The syntax of complementation: On the connection between syntactic structure and selection

Date of Completion

January 1995


Language, Linguistics

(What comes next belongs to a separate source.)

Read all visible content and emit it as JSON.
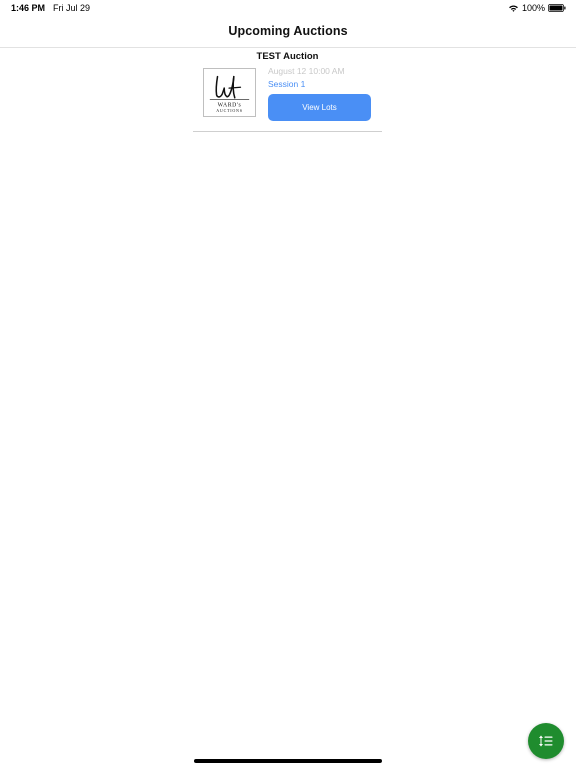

This thesis explores the contribution of complementizers to the syntax and semantics of clausal complements within a theory of selection where the syntactic structure of complements is determined by the semantic properties of the matrix predicate.^ I argue that complementizers--to which I attribute the same diadic argument-structure generally associated with lexical predicates and, recently, also with Tense--, contribute to the interpretation of the entire CP as a proposition; consequently, the propositional/eventive dichotomy in the semantic component correlates with a CP/IP distinction in the syntax.^ Following this hypothesis, ECM-complements to propositional attitude predicates must have a CP projection over IP, while Control predicates like try, which select eventualities, take bare TenseP-complements. The incorporation of a ocomplementizer accounts for the basic properties and distribution of ECM-infinitives and that-less clauses, and various parametric differences regarding Control and lexical subjects in various languages are also derived.^ Assuming that want-infinitives are headed by a o sbfor$-preposition, I derive the three-way distinction between $ believe + ECM, want + infinitive$ and $want + for$ constructions concerning a wide range of syntactic phenomena (anaphora binding, passivization, $for + to$-construction, Negative Polarity licensing, etc.), from both the different argument-structure and Case properties and the morphological properties of the head involved in each construction. I argue that the incorporation of the \o-preposition to the matrix predicate creates a configuration where the infinitival subject may choose between two different Case-positions, and explore the theoretical consequences of this analysis for Economy and the notion of ``comparable derivations'.^ Regarding factive and propositional complements, they are argued to have the same internal CP-structure but to differ in the position they occupy with respect to the matrix predicate at LF. This asymmetry accounts for both the semantic difference in the presuppositional force of the complement and the behavior of propositional and factive contexts with respect to various syntactic phenomena (impossibility of ECM and that-less constructions, Tense-sequences, extraction, passivization, etc); the same analysis extends to explain the lack of derived nominals in non-factive contexts. ^